feels like that most days,
like the air itself
is getting harder
and more dangerous.

There are those who say
we should all get inside
and stay out of this
if  we know it’s going
to kill us. For me at least,

I think not.
I think

if I’m going to die
of something
let it be from 
such steady stoning
as long as

I’m trying to stop it
from happening
to anyone else

in such a mean time
as this.


Event coming up…

On Wednesday night, May 10, I’ll be performing a special set of my work for the Maine Organization Of Storytelling Enthusiasts (MOOSE — get it?) at the Portland, ME Public Library.  The event will run from 7-9 PM and will be in the main branch at 5 Monument Square.  

If you are a regular reader of my work here, I’d love to see and meet you there.  I promise I’ve got something special planned and I hope that if you can be there, you’ll leave saying that you experienced something unique and worthwhile.

Looking forward to Wednesday!


Leftover Hope

If I am to be 
one hundred per cent honest,
I have little hope
of anything for myself.

As often as I suggest
to others that there
is hope to seize
if one seeks it,

I do not seek
for much beyond 
what keeps me together
each day from 

moment to moment —
sometimes each moment
stretching to an hour, sometimes
shrinking to swift-changing

seconds of certainty that
then turn to doubt.
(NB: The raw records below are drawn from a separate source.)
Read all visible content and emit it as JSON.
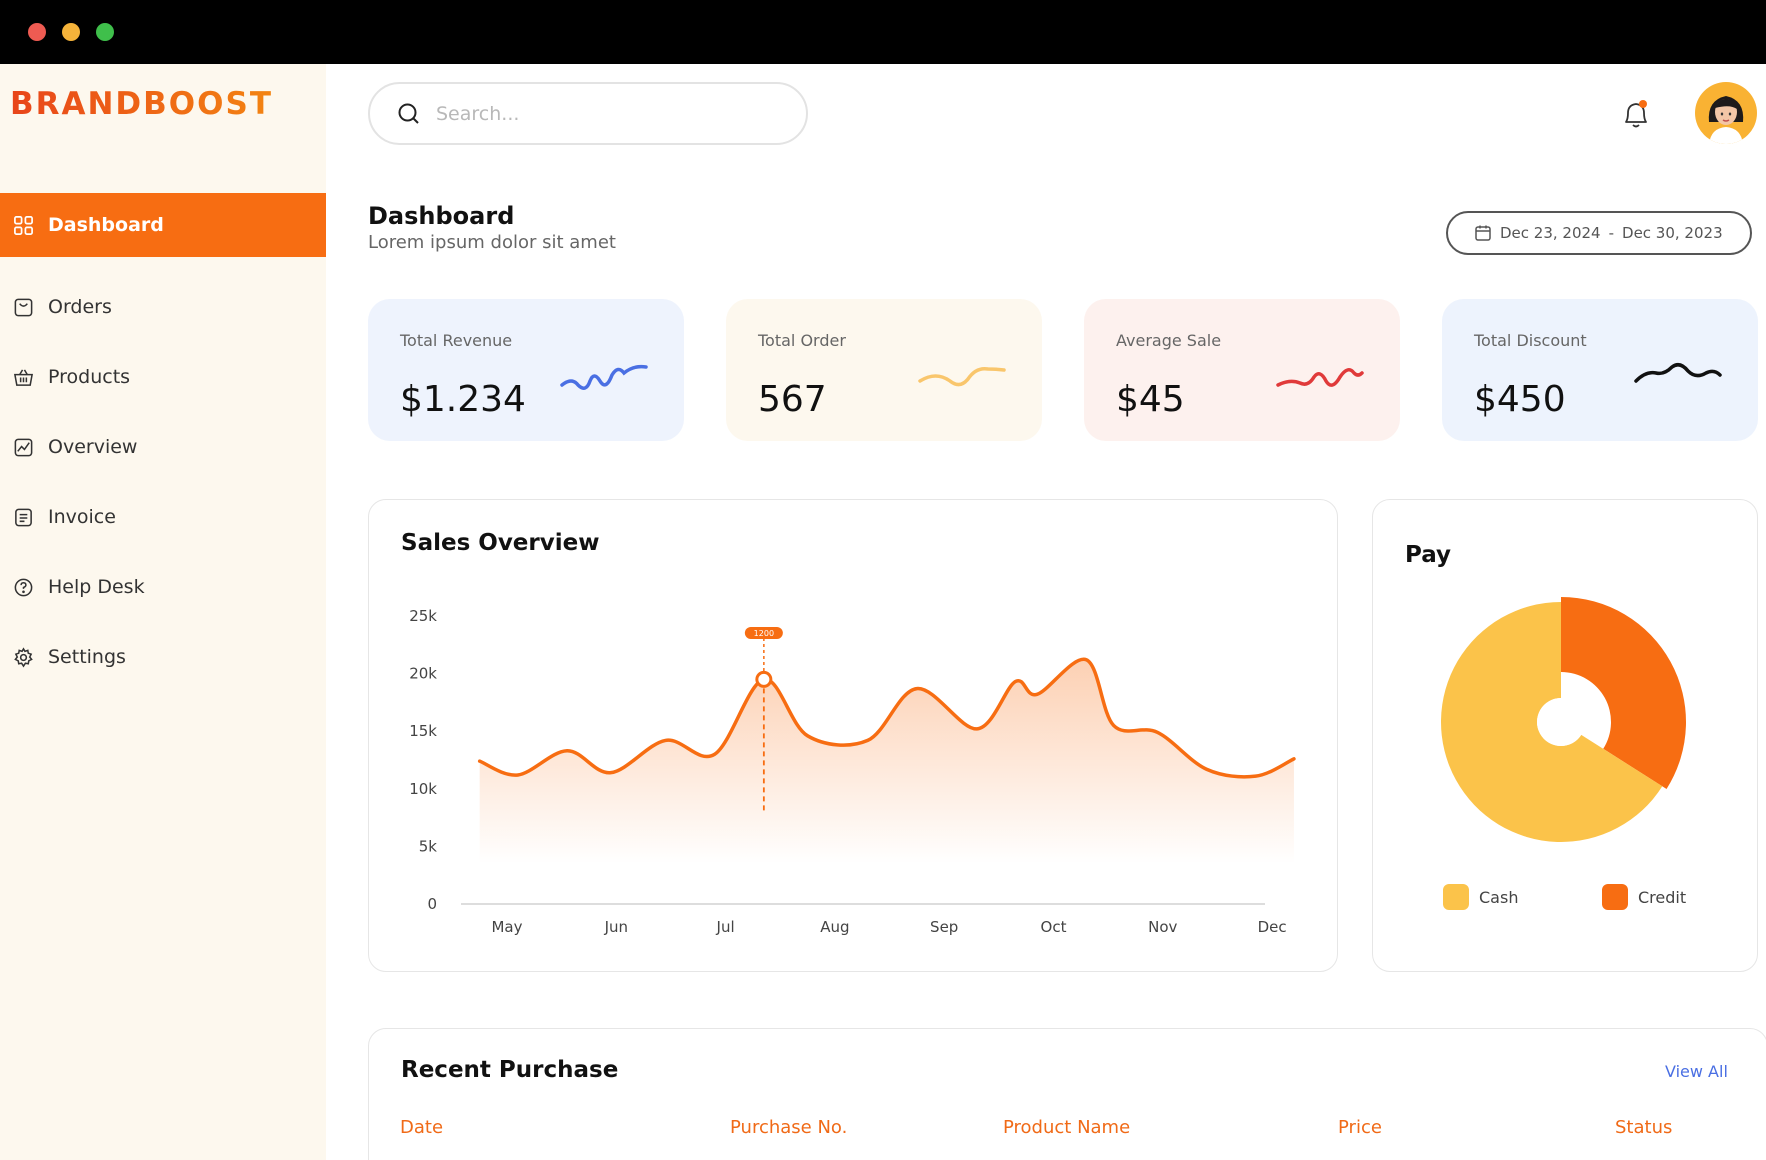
{
  "brand": {
    "name": "BRANDBOOST"
  },
  "sidebar": {
    "items": [
      {
        "label": "Dashboard",
        "icon": "grid-icon",
        "active": true
      },
      {
        "label": "Orders",
        "icon": "orders-icon"
      },
      {
        "label": "Products",
        "icon": "basket-icon"
      },
      {
        "label": "Overview",
        "icon": "chart-icon"
      },
      {
        "label": "Invoice",
        "icon": "invoice-icon"
      },
      {
        "label": "Help Desk",
        "icon": "help-icon"
      },
      {
        "label": "Settings",
        "icon": "gear-icon"
      }
    ]
  },
  "header": {
    "search_placeholder": "Search...",
    "notification_icon": "bell-icon",
    "notification_color": "#f76d12"
  },
  "page": {
    "title": "Dashboard",
    "subtitle": "Lorem ipsum dolor sit amet",
    "date_from": "Dec 23, 2024",
    "date_to": "Dec 30, 2023",
    "date_separator": "-"
  },
  "stats": [
    {
      "label": "Total Revenue",
      "value": "$1.234",
      "bg": "#eef3fd",
      "stroke": "#4a6fe3"
    },
    {
      "label": "Total Order",
      "value": "567",
      "bg": "#fdf8ee",
      "stroke": "#f9c66c"
    },
    {
      "label": "Average Sale",
      "value": "$45",
      "bg": "#fdf1ee",
      "stroke": "#e03a3a"
    },
    {
      "label": "Total Discount",
      "value": "$450",
      "bg": "#edf3fd",
      "stroke": "#111111"
    }
  ],
  "sales_overview": {
    "title": "Sales Overview",
    "tooltip": "1200"
  },
  "pay": {
    "title": "Pay",
    "legend": [
      {
        "label": "Cash",
        "color": "#fbc34a"
      },
      {
        "label": "Credit",
        "color": "#f76d12"
      }
    ]
  },
  "recent_purchase": {
    "title": "Recent Purchase",
    "view_all": "View All",
    "columns": [
      "Date",
      "Purchase No.",
      "Product Name",
      "Price",
      "Status"
    ]
  },
  "chart_data": [
    {
      "type": "area",
      "title": "Sales Overview",
      "categories": [
        "May",
        "Jun",
        "Jul",
        "Aug",
        "Sep",
        "Oct",
        "Nov",
        "Dec"
      ],
      "yticks": [
        "0",
        "5k",
        "10k",
        "15k",
        "20k",
        "25k"
      ],
      "ylim": [
        0,
        25000
      ],
      "series": [
        {
          "color": "#f76d12",
          "x": [
            4.75,
            5.1,
            5.55,
            5.95,
            6.45,
            6.9,
            7.35,
            7.75,
            8.3,
            8.75,
            9.3,
            9.65,
            9.85,
            10.3,
            10.55,
            10.95,
            11.4,
            11.85,
            12.2
          ],
          "values": [
            12400,
            11200,
            13300,
            11400,
            14200,
            13000,
            19500,
            14600,
            14200,
            18700,
            15200,
            19300,
            18200,
            21200,
            15500,
            14900,
            11700,
            11100,
            12600
          ]
        }
      ],
      "highlight": {
        "x": 7.35,
        "value": 19500,
        "label": "1200"
      },
      "grid": false
    },
    {
      "type": "pie",
      "title": "Pay",
      "categories": [
        "Cash",
        "Credit"
      ],
      "values": [
        66,
        34
      ],
      "colors": [
        "#fbc34a",
        "#f76d12"
      ]
    }
  ]
}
I see
so much in me that is
weak and helpless when faced

with the work that needs doing
on myself, my loved ones,
my city, my nation, my people,
my world. So little time

ahead; so little energy stored within;
so much agony in the way
of stepping to it, and so much 
guilt at being forever in my own way.  
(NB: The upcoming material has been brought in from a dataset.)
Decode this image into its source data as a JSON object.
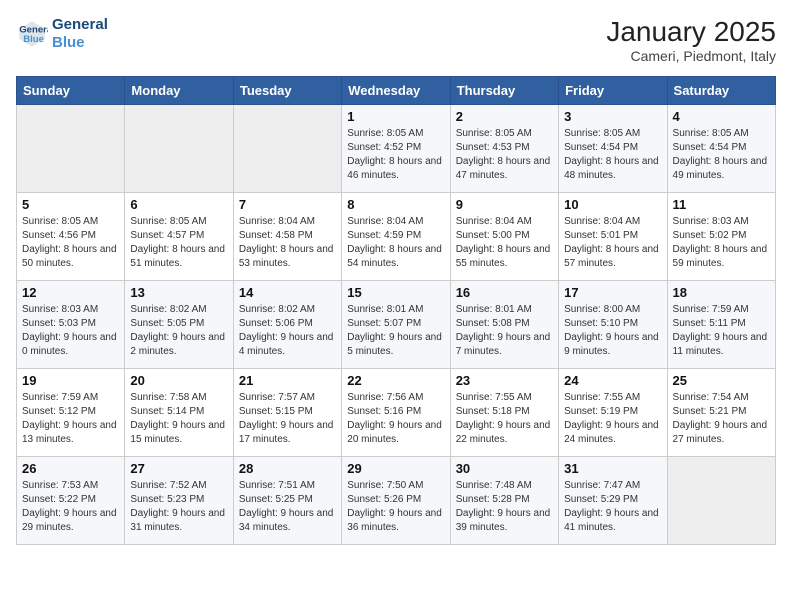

Keeping it one hundred per cent:
hope is not a commodity 
I am willing to spend

to repair this wretched scaffolding.

I leave it in
the hands of those
who will not squander it, or
those I hope will not squander it.
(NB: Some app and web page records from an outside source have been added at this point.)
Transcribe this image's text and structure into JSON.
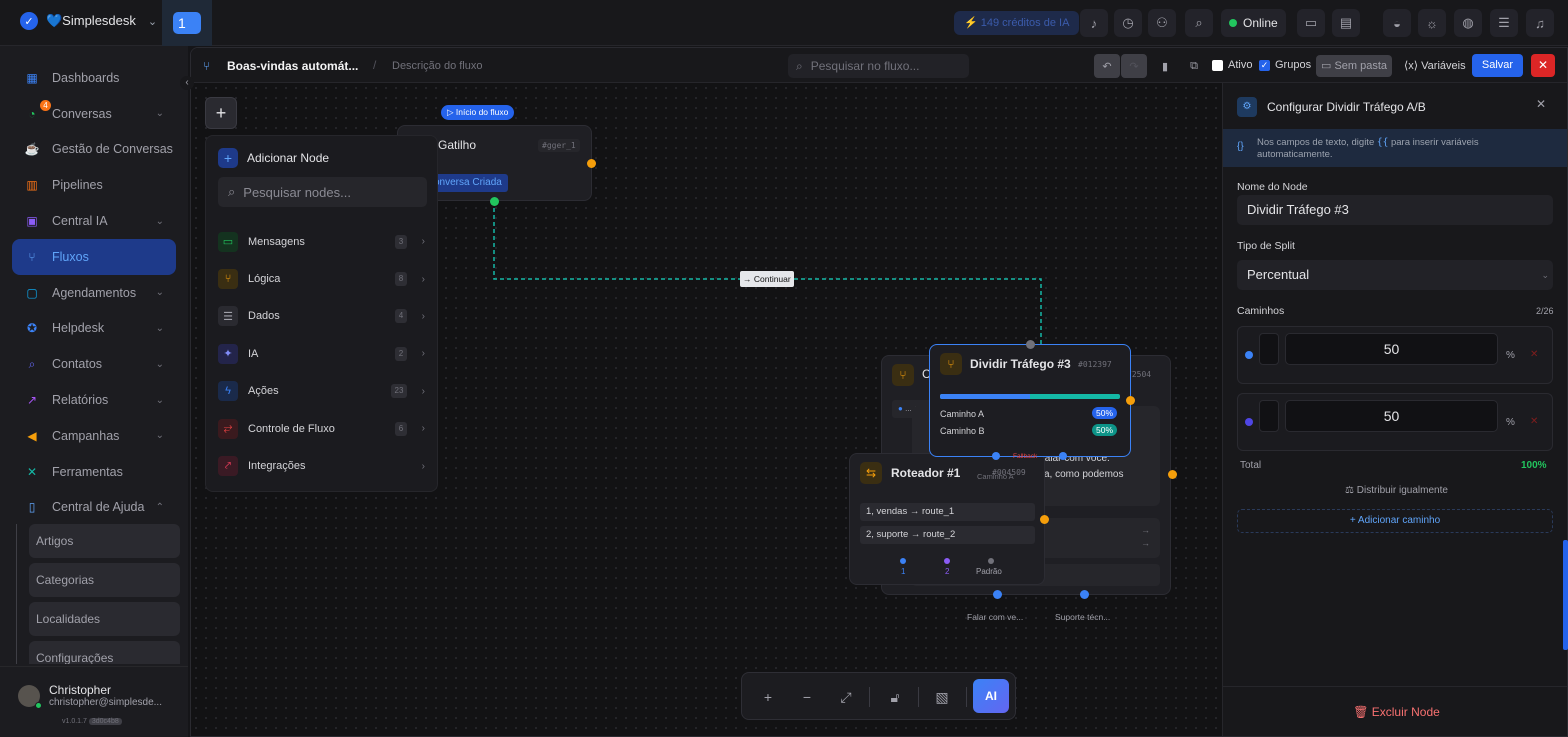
{
  "topbar": {
    "workspace": "💙Simplesdesk",
    "tab_number": "1",
    "ai_credits": "⚡ 149 créditos de IA",
    "status": "Online"
  },
  "sidebar": {
    "items": [
      {
        "label": "Dashboards",
        "icon": "dashboard-icon"
      },
      {
        "label": "Conversas",
        "icon": "chat-icon",
        "badge": "4"
      },
      {
        "label": "Gestão de Conversas",
        "icon": "coffee-icon"
      },
      {
        "label": "Pipelines",
        "icon": "kanban-icon"
      },
      {
        "label": "Central IA",
        "icon": "ai-icon"
      },
      {
        "label": "Fluxos",
        "icon": "flow-icon"
      },
      {
        "label": "Agendamentos",
        "icon": "calendar-icon"
      },
      {
        "label": "Helpdesk",
        "icon": "help-icon"
      },
      {
        "label": "Contatos",
        "icon": "contacts-icon"
      },
      {
        "label": "Relatórios",
        "icon": "chart-icon"
      },
      {
        "label": "Campanhas",
        "icon": "megaphone-icon"
      },
      {
        "label": "Ferramentas",
        "icon": "tools-icon"
      },
      {
        "label": "Central de Ajuda",
        "icon": "book-icon"
      }
    ],
    "sub_items": [
      "Artigos",
      "Categorias",
      "Localidades",
      "Configurações"
    ],
    "user": {
      "name": "Christopher",
      "email": "christopher@simplesde...",
      "version": "v1.0.1.7",
      "build": "3d0c4b8"
    }
  },
  "editor": {
    "flow_title": "Boas-vindas automát...",
    "separator": "/",
    "flow_description": "Descrição do fluxo",
    "search_placeholder": "Pesquisar no fluxo...",
    "active_label": "Ativo",
    "groups_label": "Grupos",
    "folder_label": "Sem pasta",
    "variables_label": "Variáveis",
    "save_label": "Salvar"
  },
  "add_panel": {
    "title": "Adicionar Node",
    "search_placeholder": "Pesquisar nodes...",
    "categories": [
      {
        "label": "Mensagens",
        "count": "3",
        "color": "#16a34a"
      },
      {
        "label": "Lógica",
        "count": "8",
        "color": "#f59e0b"
      },
      {
        "label": "Dados",
        "count": "4",
        "color": "#a1a1aa"
      },
      {
        "label": "IA",
        "count": "2",
        "color": "#6366f1"
      },
      {
        "label": "Ações",
        "count": "23",
        "color": "#3b82f6"
      },
      {
        "label": "Controle de Fluxo",
        "count": "6",
        "color": "#ef4444"
      },
      {
        "label": "Integrações",
        "count": "",
        "color": "#f43f5e"
      }
    ]
  },
  "canvas": {
    "start_label": "▷ Início do fluxo",
    "trigger_node": {
      "title": "Gatilho",
      "id": "#gger_1",
      "event": "onversa Criada"
    },
    "edge_label": "→ Continuar",
    "back_node": {
      "title": "C",
      "id": "72504",
      "chip": "... eq",
      "text1": "falar com você.",
      "text2": "a, como podemos",
      "out1": "Falar com ve...",
      "out2": "Suporte técn..."
    },
    "split_node": {
      "title": "Dividir Tráfego #3",
      "id": "#012397",
      "path_a_label": "Caminho A",
      "path_a_pct": "50%",
      "path_b_label": "Caminho B",
      "path_b_pct": "50%",
      "split_a": 50,
      "fallback": "Fallback",
      "out_label": "Caminho A"
    },
    "router_node": {
      "title": "Roteador #1",
      "id": "#004509",
      "route1": "1, vendas → route_1",
      "route2": "2, suporte → route_2",
      "out1": "1",
      "out2": "2",
      "out3": "Padrão"
    }
  },
  "config_panel": {
    "title": "Configurar Dividir Tráfego A/B",
    "hint_pre": "Nos campos de texto, digite",
    "hint_code": "{{",
    "hint_post": "para inserir variáveis automaticamente.",
    "node_name_label": "Nome do Node",
    "node_name_value": "Dividir Tráfego #3",
    "split_type_label": "Tipo de Split",
    "split_type_value": "Percentual",
    "paths_label": "Caminhos",
    "paths_count": "2/26",
    "paths": [
      {
        "value": "50",
        "color": "#3b82f6"
      },
      {
        "value": "50",
        "color": "#4f46e5"
      }
    ],
    "percent_sign": "%",
    "total_label": "Total",
    "total_value": "100%",
    "distribute_label": "⚖ Distribuir igualmente",
    "add_path_label": "+ Adicionar caminho",
    "delete_label": "Excluir Node"
  },
  "colors": {
    "accent": "#2563eb",
    "success": "#22c55e",
    "danger": "#dc2626",
    "port": "#f59e0b"
  }
}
It’s all I’ve got, really; the leftover hope
that I will be of some small use 
to someone who is 
of more use than I have ever been.


And They Said

First
I was a moody child
and they said I’d grow out of it
Next
I was a moody teen
and they said it was normal
Then
I was a troubled young adult
and they said it might be a problem
Truth was
I felt from birth that I’d swallowed a dragon
and all they said was that I needed to buckle down
Later on
I could feel the dragon growing huge in me
and they said I needed to “man up” somehow
Of course
I began to sample all their pills to kill the dragon
and they said prescribing was an art not a science
In addition
I talked about it incessantly in offices to chase it out
and they said it was a slow process
All the time
I kept bouncing from dragon love to dragon rage within
and they said don’t worry it smooths out after you hit 40
As 40 approached
I felt the hollow of the cavern the dragon had gnawed out of me
and they said there are some cases that are just stubborn
As 40 passed 
I felt now and again pure flame spouting through my pores
and they said there’s a chance you are one of the unlucky ones
As 45 passed
I had a moment where I thought the dragon was gone
and they said you seem happy
As happy passed
I pulled and tugged on the dragon to make it go
and they said oh come on grow up this again
Now is the moment
I assume I am mostly dragon now
and they shrugged and said we’ve got nothing
and they said you’re a shell full of monster
and they said if only there were still swords and heroes
and they said are you even listening
and they said
and they said
and they said


Plain/Ornate

To begin
make a study
of plain and ornate
Of how the former
becomes the latter
and of how the former
houses the clean
and the latter
invites the filth

Then
see how his words
emerge from his gut
how his face
shifts in their rhythm
how he begins
to turn from one lie to another
how he ends
all thought at the utterance of each

See his ornate fumble
through language
filthy with syllables
and grime
See his disdain
of plain

Once
there was a child here
and a parent and
perhaps a lover
but plain speaking 
says no more
This is no more

In rococo twists
of tongue and style
something wicked now hides
in less than plain sight
just as the crannies of
gilded rooms with
their deep carved cornices
and intricate curls of decor
may conceal 
long-dormant plagues

Listen long enough
and become
infected
Look long enough
and become
desperate
Sit with it long enough
and become
resigned or
enraged enough
to tear this
all the way back

to plain